App and web page records
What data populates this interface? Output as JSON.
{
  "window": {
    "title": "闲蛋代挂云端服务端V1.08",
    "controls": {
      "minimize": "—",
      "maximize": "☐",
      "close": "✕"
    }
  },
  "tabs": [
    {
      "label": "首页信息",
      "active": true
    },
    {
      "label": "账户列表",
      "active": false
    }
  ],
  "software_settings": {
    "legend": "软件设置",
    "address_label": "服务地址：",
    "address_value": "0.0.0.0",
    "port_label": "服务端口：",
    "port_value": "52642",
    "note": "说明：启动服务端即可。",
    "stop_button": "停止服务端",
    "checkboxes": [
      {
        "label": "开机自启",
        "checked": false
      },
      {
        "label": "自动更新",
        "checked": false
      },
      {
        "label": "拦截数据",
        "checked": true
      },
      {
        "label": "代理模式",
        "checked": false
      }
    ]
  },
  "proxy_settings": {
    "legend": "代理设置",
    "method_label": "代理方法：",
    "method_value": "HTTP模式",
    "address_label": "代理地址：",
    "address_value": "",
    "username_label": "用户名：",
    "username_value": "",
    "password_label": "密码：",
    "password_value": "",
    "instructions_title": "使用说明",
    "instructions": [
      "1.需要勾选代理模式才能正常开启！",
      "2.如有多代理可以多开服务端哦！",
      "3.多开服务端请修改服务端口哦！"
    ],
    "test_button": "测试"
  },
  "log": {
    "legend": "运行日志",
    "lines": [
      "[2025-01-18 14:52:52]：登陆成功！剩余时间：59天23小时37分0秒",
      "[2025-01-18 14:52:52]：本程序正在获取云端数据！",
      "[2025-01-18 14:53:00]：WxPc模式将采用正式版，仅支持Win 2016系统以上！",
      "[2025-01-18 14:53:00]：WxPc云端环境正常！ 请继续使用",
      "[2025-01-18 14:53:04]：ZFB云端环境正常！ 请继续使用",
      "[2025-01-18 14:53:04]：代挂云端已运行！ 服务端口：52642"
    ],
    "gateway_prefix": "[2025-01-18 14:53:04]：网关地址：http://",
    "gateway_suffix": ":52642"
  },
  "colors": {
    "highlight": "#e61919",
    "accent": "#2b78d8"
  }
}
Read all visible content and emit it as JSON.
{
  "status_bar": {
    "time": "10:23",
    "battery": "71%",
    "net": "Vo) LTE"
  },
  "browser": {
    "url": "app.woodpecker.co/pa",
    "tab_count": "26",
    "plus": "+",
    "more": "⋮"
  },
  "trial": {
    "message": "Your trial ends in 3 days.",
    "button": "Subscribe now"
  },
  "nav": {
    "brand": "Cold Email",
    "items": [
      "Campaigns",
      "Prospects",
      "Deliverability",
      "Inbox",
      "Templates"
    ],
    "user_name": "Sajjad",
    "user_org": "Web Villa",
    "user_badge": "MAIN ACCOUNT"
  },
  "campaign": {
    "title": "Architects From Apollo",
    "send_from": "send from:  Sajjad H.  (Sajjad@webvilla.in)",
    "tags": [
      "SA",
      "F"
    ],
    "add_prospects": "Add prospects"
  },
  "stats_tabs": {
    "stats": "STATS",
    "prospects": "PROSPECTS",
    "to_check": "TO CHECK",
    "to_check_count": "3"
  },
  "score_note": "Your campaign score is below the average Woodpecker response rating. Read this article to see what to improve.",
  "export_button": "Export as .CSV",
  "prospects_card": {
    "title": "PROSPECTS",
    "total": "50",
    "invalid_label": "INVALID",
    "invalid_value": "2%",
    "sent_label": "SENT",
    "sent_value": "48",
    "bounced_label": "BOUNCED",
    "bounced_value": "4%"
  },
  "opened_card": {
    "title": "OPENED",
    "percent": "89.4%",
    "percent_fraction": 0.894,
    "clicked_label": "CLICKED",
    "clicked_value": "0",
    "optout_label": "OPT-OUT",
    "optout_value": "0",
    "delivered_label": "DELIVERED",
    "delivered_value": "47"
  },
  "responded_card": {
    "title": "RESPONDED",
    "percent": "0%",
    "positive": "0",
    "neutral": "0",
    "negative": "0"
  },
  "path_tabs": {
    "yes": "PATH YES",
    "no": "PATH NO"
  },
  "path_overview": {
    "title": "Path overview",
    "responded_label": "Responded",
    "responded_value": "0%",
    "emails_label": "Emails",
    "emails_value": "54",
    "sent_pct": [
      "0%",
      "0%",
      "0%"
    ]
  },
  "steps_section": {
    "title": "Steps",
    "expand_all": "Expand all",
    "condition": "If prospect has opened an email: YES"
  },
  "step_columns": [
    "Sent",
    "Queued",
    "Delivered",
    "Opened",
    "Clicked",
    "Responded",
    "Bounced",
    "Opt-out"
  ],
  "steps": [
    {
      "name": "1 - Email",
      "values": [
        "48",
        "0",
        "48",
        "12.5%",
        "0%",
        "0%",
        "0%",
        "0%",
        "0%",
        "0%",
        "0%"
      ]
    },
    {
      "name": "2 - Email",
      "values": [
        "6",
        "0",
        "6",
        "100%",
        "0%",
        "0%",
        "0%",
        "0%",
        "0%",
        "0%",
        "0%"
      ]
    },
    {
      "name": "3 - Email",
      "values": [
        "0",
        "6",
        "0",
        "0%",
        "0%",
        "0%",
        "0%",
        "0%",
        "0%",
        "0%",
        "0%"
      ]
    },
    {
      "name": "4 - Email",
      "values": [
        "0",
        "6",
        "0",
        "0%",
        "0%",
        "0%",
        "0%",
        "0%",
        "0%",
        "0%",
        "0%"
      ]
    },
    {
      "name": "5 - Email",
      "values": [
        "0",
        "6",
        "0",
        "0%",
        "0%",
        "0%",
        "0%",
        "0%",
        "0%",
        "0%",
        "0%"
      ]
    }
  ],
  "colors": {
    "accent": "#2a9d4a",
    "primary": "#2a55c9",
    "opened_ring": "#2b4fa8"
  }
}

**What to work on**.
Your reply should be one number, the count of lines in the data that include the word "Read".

**Solution for this problem**.
2